Every issue is pressing! That’s why we have such a difficult time prioritizing them. Let’s worry about the world another day and focus on our backyard. The most pressing issue in Singapore for me is the rapid loss of habitat to make way for economic development.

Likewise, Singapore is in the top 5 per capita carbon-emitting countries in the world mainly thanks to our still-expanding oil refinery industry. This is again attributed to economic development.

There is little incentive or perhaps there is yet a culture of environmental awareness amongst Singaporeans. We are desensitized to environmental issues as we feel secure, assured by the country’s excellent job in securing food, water, land and managing our waste. As such there is no incentive to step up or improve our lifestyles to be more sustainable.

5. Can you give our Geosphere readers 3 Daily Green Actions to get started on saving the environment?

We won’t be able to save the environment but we can try to make a difference for the future of our children by doing these simple things:

  1. Visit nature areas and speak up for the habitats that are under threat by development
  2. Be a responsible consumer – think about whether you giving away your money to support or create a greater environmental issue. Perhaps money could be better-spent supporting companies with “green” practices.
  3. Always choose a sustainable alternative if you can – for example, choose reusable bags over plastic bags, use reusable chopsticks instead of disposable ones, take public transport or carpool instead of driving etc.

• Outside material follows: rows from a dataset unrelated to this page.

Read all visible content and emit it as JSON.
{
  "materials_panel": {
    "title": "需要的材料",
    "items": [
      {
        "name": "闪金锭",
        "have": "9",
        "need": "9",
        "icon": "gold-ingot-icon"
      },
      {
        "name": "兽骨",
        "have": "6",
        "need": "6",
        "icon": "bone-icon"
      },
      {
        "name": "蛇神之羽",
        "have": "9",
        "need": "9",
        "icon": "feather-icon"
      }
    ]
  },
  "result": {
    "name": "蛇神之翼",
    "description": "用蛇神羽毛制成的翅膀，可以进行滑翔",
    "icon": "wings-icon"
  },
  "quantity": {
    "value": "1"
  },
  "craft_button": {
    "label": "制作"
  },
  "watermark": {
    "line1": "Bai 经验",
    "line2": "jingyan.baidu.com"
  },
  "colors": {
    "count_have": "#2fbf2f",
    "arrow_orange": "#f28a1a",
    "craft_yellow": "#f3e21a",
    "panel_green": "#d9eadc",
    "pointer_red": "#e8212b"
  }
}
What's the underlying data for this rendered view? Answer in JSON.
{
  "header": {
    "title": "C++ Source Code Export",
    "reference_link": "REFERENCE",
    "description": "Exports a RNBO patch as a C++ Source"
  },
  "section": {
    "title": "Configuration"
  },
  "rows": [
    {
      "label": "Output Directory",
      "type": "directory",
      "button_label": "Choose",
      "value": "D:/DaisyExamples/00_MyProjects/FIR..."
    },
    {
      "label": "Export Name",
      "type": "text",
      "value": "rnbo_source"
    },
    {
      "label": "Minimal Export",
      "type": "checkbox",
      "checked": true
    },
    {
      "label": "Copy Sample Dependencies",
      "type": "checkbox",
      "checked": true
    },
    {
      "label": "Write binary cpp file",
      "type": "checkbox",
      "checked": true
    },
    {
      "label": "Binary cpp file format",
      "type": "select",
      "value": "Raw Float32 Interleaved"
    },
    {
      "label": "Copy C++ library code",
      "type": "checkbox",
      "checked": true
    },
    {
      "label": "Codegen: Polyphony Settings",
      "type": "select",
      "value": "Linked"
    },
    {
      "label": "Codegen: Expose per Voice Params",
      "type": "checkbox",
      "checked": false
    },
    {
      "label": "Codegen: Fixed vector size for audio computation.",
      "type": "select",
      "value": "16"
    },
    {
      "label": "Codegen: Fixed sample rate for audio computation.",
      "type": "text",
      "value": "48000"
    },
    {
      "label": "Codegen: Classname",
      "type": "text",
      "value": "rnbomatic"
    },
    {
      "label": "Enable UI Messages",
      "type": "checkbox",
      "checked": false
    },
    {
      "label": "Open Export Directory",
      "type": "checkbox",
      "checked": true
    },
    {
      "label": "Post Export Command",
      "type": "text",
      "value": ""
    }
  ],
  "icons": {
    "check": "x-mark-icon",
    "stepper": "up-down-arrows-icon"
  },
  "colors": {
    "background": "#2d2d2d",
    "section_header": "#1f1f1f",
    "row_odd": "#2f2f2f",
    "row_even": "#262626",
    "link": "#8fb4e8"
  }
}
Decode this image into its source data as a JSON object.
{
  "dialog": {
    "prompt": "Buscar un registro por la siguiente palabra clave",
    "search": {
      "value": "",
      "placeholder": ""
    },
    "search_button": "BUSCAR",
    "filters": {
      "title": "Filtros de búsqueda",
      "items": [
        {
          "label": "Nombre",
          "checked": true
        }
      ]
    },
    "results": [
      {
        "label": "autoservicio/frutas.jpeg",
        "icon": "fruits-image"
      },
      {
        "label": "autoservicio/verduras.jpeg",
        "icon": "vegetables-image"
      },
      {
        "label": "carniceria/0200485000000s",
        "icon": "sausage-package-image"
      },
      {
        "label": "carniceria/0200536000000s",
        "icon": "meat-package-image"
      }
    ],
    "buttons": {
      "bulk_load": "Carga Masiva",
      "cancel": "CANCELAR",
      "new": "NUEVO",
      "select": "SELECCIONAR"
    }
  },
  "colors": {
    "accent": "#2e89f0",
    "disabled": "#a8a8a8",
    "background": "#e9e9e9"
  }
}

Trying to pass time in the Forest Research Institute of Malaysia while MS tries to match supposedly extinct local primary forest tree species from historical herbarium records. Who said "saving the world" is exciting? Taken in 2007 by duck.

6. Singer Sheryl Crow called for a limit on loo paper to help the environment. Tell us your most outrageous suggestion to save Mother Earth!

Nothing is too outrageous, perhaps only impractical.

7. Name one thing you love about your current job.

8. What is your pet phrase?


9. Which topic in geography is your favourite and why?

My favourite aspect of geography is the study of human-environment interactions. Why? Because we are humans and we live, breathe, interact and change our environment every second of our existence. No human lives in a vacuum.

10. How has geographical knowledge helped you in life?

It gets me through my daily life.

11. How can you break the stereotype that Geography majors have “limited” or “no” future in Singapore? Give the junior Geographers some encouraging words!

The entire world is in your hands, limited only by your own creativity. Opportunities are endless, we need only seize it.

12. Complete the sentence: “I adore Geography because……” is a part of who I am.

Monkey on the Mekong River off Chiang Khong, Northern Thailand in 2006 Geography Field Studies module. I really shouldn't be smiling with all that river bank erosion in the background.


Sivasothi said...

Very nice!

Monkey said...

cool! thanks :) glad you enjoyed it!

Just found typo mistakes in there while re-reading haha i hope the editors find them too!

Anand said...

Ya, good work November. Nicely answered :)